AS THE WORLD TURNS: News Weekly
Toxic melamine in the food chain in China / African-Americans from victimhood to responsibility
, November 22, 2008
Toxic melamine now in food chain in communist China
According to Mr Li, an employee of a Chinese animal feed company, melamine is regularly added to many different types of animal feed in China.
In an interview with New Tang Dynasty Television (NTDTV) - an independent non-profit Chinese-language TV broadcaster based in New York - Mr Li said the melamine found in eggs came from contaminated chicken feed. Worse cases of indirect contamination might be occurring, but not yet have been exposed.
Cow and pig feed have the highest concentrations of melamine and hormone additives, Mr Li said. The melamine is added to boost the apparent protein content.
Mr Li said that current Chinese food safety regulations are inadequate. Supervision needs to start from the source of raw materials, such as the food oil manufacturers who sell leftover soybean solids to animal-feed manufacturers.
Mr Ren, an egg-supplier from Hebei Province in northern China, has suffered severe business losses since melamine-contaminated Chinese eggs were discovered in Hong Kong. Ren feels that he is a victim in this case. He trusted the feed manufacturers, and did not knowingly sell poisoned eggs.

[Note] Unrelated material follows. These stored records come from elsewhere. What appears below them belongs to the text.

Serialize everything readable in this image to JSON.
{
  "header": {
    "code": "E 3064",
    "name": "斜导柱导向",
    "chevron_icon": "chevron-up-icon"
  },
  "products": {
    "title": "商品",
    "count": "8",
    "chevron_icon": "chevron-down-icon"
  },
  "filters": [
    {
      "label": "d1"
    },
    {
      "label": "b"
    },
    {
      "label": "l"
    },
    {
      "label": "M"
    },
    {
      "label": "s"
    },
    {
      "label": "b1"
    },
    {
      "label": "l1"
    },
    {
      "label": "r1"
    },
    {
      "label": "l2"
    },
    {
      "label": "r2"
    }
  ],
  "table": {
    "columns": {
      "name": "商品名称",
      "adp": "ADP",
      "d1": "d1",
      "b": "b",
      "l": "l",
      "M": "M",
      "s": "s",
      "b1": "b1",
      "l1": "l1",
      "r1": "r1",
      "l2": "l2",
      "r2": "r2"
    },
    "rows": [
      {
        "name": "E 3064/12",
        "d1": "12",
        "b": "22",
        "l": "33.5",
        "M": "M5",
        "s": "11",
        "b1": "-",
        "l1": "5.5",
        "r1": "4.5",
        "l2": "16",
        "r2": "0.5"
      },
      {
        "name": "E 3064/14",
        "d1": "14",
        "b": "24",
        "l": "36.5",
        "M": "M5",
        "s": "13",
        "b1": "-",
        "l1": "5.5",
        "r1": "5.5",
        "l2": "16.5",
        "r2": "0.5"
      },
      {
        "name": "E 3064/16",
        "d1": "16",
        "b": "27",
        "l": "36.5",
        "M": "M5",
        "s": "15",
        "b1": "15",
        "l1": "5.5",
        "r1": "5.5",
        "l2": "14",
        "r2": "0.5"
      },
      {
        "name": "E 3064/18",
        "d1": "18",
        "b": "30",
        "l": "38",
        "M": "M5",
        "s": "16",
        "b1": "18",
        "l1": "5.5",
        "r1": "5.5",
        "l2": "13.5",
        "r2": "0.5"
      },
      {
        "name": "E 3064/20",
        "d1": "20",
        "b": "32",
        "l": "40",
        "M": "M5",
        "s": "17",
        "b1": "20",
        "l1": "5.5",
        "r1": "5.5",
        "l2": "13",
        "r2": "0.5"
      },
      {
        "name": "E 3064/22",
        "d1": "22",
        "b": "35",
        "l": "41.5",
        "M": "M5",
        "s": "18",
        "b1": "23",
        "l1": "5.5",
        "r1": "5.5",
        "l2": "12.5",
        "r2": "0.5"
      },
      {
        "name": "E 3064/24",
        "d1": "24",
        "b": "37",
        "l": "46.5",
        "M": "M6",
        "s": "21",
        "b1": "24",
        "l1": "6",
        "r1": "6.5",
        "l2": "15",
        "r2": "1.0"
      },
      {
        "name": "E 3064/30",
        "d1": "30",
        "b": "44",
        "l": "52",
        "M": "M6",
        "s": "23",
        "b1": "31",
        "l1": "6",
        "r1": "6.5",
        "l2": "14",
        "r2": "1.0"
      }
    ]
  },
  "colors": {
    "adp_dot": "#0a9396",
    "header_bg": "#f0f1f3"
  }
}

According to the Chinese newspaper Southern China Metropolitan
, the practice of mixing melamine into animal feed started at least five years ago, and affects every type of animal feed - cattle feed, sheep feed, poultry feed, pig feed and even the feed used in industrial fish farms - which is now all contaminated.
Worse still, the melamine is not produced for feed; it comes from industrial waste produced by unrelated industries.- from "Melamine pervades Chinese animal feed industry", Epoch Times, November 5, 2008.
Alternative URL: Google cached copy of Epoch Times article
;From victimhood to responsibility
The conversation about race that Barack Obama says America needs is already in full swing - and it is a conversation among blacks. Its spark was a speech that TV star Bill Cosby gave at the National Association for the Advancement of Colored People (NAACP) in 2004.
In books and articles, on talk shows and in town meetings, at barbecues and barber shops, African-Americans have been arguing over his words ever since. Their impassioned discussion is the most hopeful development in race relations in years.
With a 50 per cent high school drop-out rate and a 70 per cent illegitimacy rate, with African-Americans committing half the nation's murders though only 13 percent of the population, black America - especially the poorer part of it - is in trouble.
"We cannot blame white people," Cosby asserted in his incendiary speech. "It's not what they're doing to us. It's what we're not doing." As Jesse Jackson used to say, Cosby recalls, "No one can save us from us but us."
Sure, racism hasn't vanished, Cosby acknowledges in his 2007 book Come On People
. "But for all the talk of systemic racism and governmental screw-ups, we must look at ourselves and understand our own responsibility."
Even with lingering discrimination, "there are more doors of opportunity open for black people today than ever before in the history of America", and "these doors are tall enough and wide enough" for just about all black people "to walk through with their heads held high".
So while "there are forces that make the effort to escape poverty difficult", African-Americans are by no means merely the playthings of vast forces and helpless victims of racism.
"When people tell you, 'You can't get up, you're a victim'," Cosby warns, "that's when you know it is the devil you're hearing."- from Myron Magnet, "The great African-American awakening", City Journal (New York), Vol. 18, No. 3, Summer 2008.